Elizabeth Cohen shows you four powerful lessons that could save your life and the lives of those you love. Don't miss "Empowered Patient," 7 p.m. ET Saturday and Sunday on CNN. Watch more about Elizabeth Cohen's "Empowered Patient" book.
(CNN) -- My mother, Sheila Schwartz, is a firecracker. As a lawyer, social worker, wife, mother of four and grandmother of 11, she's always on the go -- working, caring, loving life. About 10 years ago, when my mother was around 60, something suddenly changed. She began feeling tired, achy and dizzy, and her blood pressure was slightly high even though she was on blood pressure medication. Her internist tinkered with the dosage, but the blood pressure wouldn't budge.

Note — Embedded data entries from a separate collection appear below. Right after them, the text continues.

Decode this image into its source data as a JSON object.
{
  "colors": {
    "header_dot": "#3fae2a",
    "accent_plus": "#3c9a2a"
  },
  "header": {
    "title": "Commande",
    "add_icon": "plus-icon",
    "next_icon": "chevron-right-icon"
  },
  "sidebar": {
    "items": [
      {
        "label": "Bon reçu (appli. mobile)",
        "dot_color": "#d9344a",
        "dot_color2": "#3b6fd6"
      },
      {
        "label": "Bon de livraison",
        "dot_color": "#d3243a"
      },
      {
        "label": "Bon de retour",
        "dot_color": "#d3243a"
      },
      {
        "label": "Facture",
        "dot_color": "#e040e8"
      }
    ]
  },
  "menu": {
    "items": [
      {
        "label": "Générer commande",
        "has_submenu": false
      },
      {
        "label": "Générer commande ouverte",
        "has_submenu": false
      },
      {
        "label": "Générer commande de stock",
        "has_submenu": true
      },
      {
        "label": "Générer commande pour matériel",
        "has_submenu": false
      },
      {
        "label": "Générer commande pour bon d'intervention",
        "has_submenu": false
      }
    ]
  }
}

The internist then told my mother her blood pressure would go down if she just stopped working so hard.
"He told me the high blood pressure and the other problems came from being so busy," she remembered. " 'Slow down,' he said, 'and you'll be OK.' "
This response sounded strange to me. My mother certainly worked hard -- and had done so happily -- but she'd worked hard her entire adult life, and until then she'd been just fine. Why all of a sudden would her long days cause her to feel ill?
My mother's condition continued to deteriorate. While vacationing in another city, she felt especially weak and went to a local doctor. He told her he thought she might have a problem with her adrenal glands, and when she returned home, she checked in with a nephrologist, who ran some tests. He found out she had an adrenal abnormality, which was wearing out her kidneys.
If my mom's internist had ordered a blood test, he most likely would have caught the problem, and it could have been treated easily with a simple surgical procedure. Since the problem was allowed to fester, she ended up needing a kidney transplant, which she received last year.
There are two lessons learned from my mother's experience. One, when a doctor tells you to just relax to get rid of real, physical symptoms, it's probably time to find a new doctor.
Second, it doesn't pay to be a "good" patient. My mother grew up in a time when doctors were authority figures not to be questioned and to be trusted 100 percent.
"That's what I was brought up to do," she said. "I was an empowered mother. I was an empowered social worker. I was an empowered student. I was not an empowered patient."
In this case, as in many others, it pays to be a "bad" patient. If my mother had pushed her doctor, asking him to re-think his diagnosis, she probably would have annoyed him, but it would have been worth it.
Click here for a quiz to tell you whether you're a "good" patient, and remember these three golden rules of being a "bad" patient.
1. Ask lots of questions. If you don't understand something, ask for clarification, and if you still don't understand, ask again. The doctor or nurse might be visibly annoyed, but that shouldn't stop you. Remember, your health depends on your ability to comprehend what the doctor is telling you.
2. Don't worry whether your doctor likes you. If you hesitate to do anything that might upset the doctor, such as asking lots of questions, you're putting your health in jeopardy. While it's a natural inclination to want to be liked, your health comes first and your popularity second.
3. Remember that this is a business transaction. You're paying the doctor for a service; you're not in a popularity contest. Of course, you're respectful of the doctor, just as you're respectful to a waitress or your car mechanic, but you don't owe it to your doctor to be the perfect patient.